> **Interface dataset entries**
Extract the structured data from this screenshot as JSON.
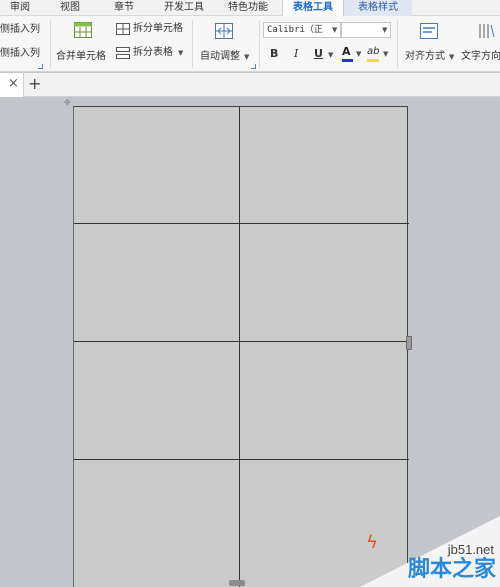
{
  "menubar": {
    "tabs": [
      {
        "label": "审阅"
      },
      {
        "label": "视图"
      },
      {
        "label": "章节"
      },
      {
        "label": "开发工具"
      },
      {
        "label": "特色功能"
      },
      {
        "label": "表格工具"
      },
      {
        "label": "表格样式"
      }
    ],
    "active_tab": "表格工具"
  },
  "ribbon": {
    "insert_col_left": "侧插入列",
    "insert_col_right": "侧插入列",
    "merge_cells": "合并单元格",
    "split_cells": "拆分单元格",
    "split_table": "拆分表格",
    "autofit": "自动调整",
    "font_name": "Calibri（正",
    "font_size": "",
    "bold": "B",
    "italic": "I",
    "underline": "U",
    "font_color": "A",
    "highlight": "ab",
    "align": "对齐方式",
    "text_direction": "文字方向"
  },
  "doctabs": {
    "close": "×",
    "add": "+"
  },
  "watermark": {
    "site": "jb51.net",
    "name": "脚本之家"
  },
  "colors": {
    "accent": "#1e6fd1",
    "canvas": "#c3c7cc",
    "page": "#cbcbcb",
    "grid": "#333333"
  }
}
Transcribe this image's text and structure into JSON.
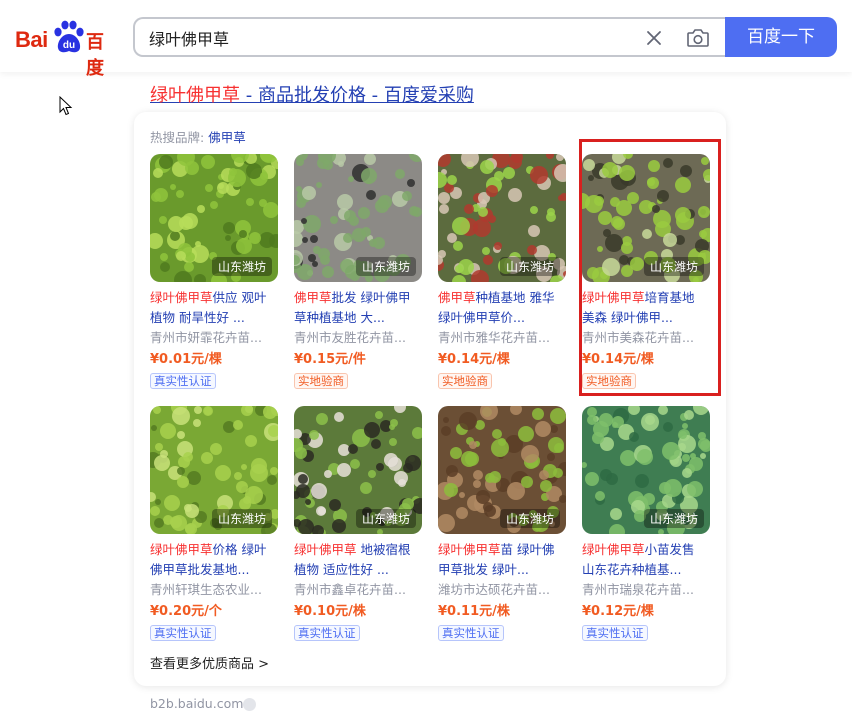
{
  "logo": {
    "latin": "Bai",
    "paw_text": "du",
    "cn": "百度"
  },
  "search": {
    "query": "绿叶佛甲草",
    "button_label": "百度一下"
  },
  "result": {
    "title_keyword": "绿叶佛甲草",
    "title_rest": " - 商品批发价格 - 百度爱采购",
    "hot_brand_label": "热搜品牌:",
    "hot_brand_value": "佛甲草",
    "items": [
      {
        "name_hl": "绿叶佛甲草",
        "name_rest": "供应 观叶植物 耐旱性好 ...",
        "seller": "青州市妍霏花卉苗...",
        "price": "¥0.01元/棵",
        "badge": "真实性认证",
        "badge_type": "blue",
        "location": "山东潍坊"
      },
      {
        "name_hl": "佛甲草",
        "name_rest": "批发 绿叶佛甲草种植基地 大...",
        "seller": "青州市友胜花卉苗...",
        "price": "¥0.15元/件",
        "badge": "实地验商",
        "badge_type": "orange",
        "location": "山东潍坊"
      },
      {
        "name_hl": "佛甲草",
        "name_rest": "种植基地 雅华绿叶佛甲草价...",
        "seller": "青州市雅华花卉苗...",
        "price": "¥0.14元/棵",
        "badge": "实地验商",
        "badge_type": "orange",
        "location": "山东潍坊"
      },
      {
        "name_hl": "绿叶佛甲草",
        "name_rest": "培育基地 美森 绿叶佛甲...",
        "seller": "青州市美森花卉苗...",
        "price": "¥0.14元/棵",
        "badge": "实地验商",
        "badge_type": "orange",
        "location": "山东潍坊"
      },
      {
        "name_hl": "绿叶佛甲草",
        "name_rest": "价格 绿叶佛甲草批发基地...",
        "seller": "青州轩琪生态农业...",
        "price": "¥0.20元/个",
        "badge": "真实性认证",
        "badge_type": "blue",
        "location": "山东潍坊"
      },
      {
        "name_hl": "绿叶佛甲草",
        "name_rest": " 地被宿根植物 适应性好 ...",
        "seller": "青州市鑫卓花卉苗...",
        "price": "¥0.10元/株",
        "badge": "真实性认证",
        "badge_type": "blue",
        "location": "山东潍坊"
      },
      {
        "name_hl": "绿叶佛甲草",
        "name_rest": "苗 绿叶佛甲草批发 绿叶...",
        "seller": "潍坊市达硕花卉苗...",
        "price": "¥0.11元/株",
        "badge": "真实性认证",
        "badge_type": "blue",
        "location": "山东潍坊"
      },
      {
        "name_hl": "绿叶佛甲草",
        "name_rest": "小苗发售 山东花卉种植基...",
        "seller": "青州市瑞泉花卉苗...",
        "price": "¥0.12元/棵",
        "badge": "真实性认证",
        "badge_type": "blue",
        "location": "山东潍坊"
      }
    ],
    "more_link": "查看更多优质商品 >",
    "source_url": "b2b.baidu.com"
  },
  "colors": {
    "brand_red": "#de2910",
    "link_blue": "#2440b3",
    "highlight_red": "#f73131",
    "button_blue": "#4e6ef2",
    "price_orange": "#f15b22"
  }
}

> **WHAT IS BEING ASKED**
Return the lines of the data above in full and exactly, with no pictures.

> **TASK RESULT**
Extract the structured data from this screenshot as JSON.
{
  "menubar": {
    "tabs": [
      {
        "label": "审阅"
      },
      {
        "label": "视图"
      },
      {
        "label": "章节"
      },
      {
        "label": "开发工具"
      },
      {
        "label": "特色功能"
      },
      {
        "label": "表格工具"
      },
      {
        "label": "表格样式"
      }
    ],
    "active_tab": "表格工具"
  },
  "ribbon": {
    "insert_col_left": "侧插入列",
    "insert_col_right": "侧插入列",
    "merge_cells": "合并单元格",
    "split_cells": "拆分单元格",
    "split_table": "拆分表格",
    "autofit": "自动调整",
    "font_name": "Calibri（正",
    "font_size": "",
    "bold": "B",
    "italic": "I",
    "underline": "U",
    "font_color": "A",
    "highlight": "ab",
    "align": "对齐方式",
    "text_direction": "文字方向"
  },
  "doctabs": {
    "close": "×",
    "add": "+"
  },
  "watermark": {
    "site": "jb51.net",
    "name": "脚本之家"
  },
  "colors": {
    "accent": "#1e6fd1",
    "canvas": "#c3c7cc",
    "page": "#cbcbcb",
    "grid": "#333333"
  }
}
Transcribe this image's text and structure into JSON.
{
  "logo": {
    "latin": "Bai",
    "paw_text": "du",
    "cn": "百度"
  },
  "search": {
    "query": "绿叶佛甲草",
    "button_label": "百度一下"
  },
  "result": {
    "title_keyword": "绿叶佛甲草",
    "title_rest": " - 商品批发价格 - 百度爱采购",
    "hot_brand_label": "热搜品牌:",
    "hot_brand_value": "佛甲草",
    "items": [
      {
        "name_hl": "绿叶佛甲草",
        "name_rest": "供应 观叶植物 耐旱性好 ...",
        "seller": "青州市妍霏花卉苗...",
        "price": "¥0.01元/棵",
        "badge": "真实性认证",
        "badge_type": "blue",
        "location": "山东潍坊"
      },
      {
        "name_hl": "佛甲草",
        "name_rest": "批发 绿叶佛甲草种植基地 大...",
        "seller": "青州市友胜花卉苗...",
        "price": "¥0.15元/件",
        "badge": "实地验商",
        "badge_type": "orange",
        "location": "山东潍坊"
      },
      {
        "name_hl": "佛甲草",
        "name_rest": "种植基地 雅华绿叶佛甲草价...",
        "seller": "青州市雅华花卉苗...",
        "price": "¥0.14元/棵",
        "badge": "实地验商",
        "badge_type": "orange",
        "location": "山东潍坊"
      },
      {
        "name_hl": "绿叶佛甲草",
        "name_rest": "培育基地 美森 绿叶佛甲...",
        "seller": "青州市美森花卉苗...",
        "price": "¥0.14元/棵",
        "badge": "实地验商",
        "badge_type": "orange",
        "location": "山东潍坊"
      },
      {
        "name_hl": "绿叶佛甲草",
        "name_rest": "价格 绿叶佛甲草批发基地...",
        "seller": "青州轩琪生态农业...",
        "price": "¥0.20元/个",
        "badge": "真实性认证",
        "badge_type": "blue",
        "location": "山东潍坊"
      },
      {
        "name_hl": "绿叶佛甲草",
        "name_rest": " 地被宿根植物 适应性好 ...",
        "seller": "青州市鑫卓花卉苗...",
        "price": "¥0.10元/株",
        "badge": "真实性认证",
        "badge_type": "blue",
        "location": "山东潍坊"
      },
      {
        "name_hl": "绿叶佛甲草",
        "name_rest": "苗 绿叶佛甲草批发 绿叶...",
        "seller": "潍坊市达硕花卉苗...",
        "price": "¥0.11元/株",
        "badge": "真实性认证",
        "badge_type": "blue",
        "location": "山东潍坊"
      },
      {
        "name_hl": "绿叶佛甲草",
        "name_rest": "小苗发售 山东花卉种植基...",
        "seller": "青州市瑞泉花卉苗...",
        "price": "¥0.12元/棵",
        "badge": "真实性认证",
        "badge_type": "blue",
        "location": "山东潍坊"
      }
    ],
    "more_link": "查看更多优质商品 >",
    "source_url": "b2b.baidu.com"
  },
  "colors": {
    "brand_red": "#de2910",
    "link_blue": "#2440b3",
    "highlight_red": "#f73131",
    "button_blue": "#4e6ef2",
    "price_orange": "#f15b22"
  }
}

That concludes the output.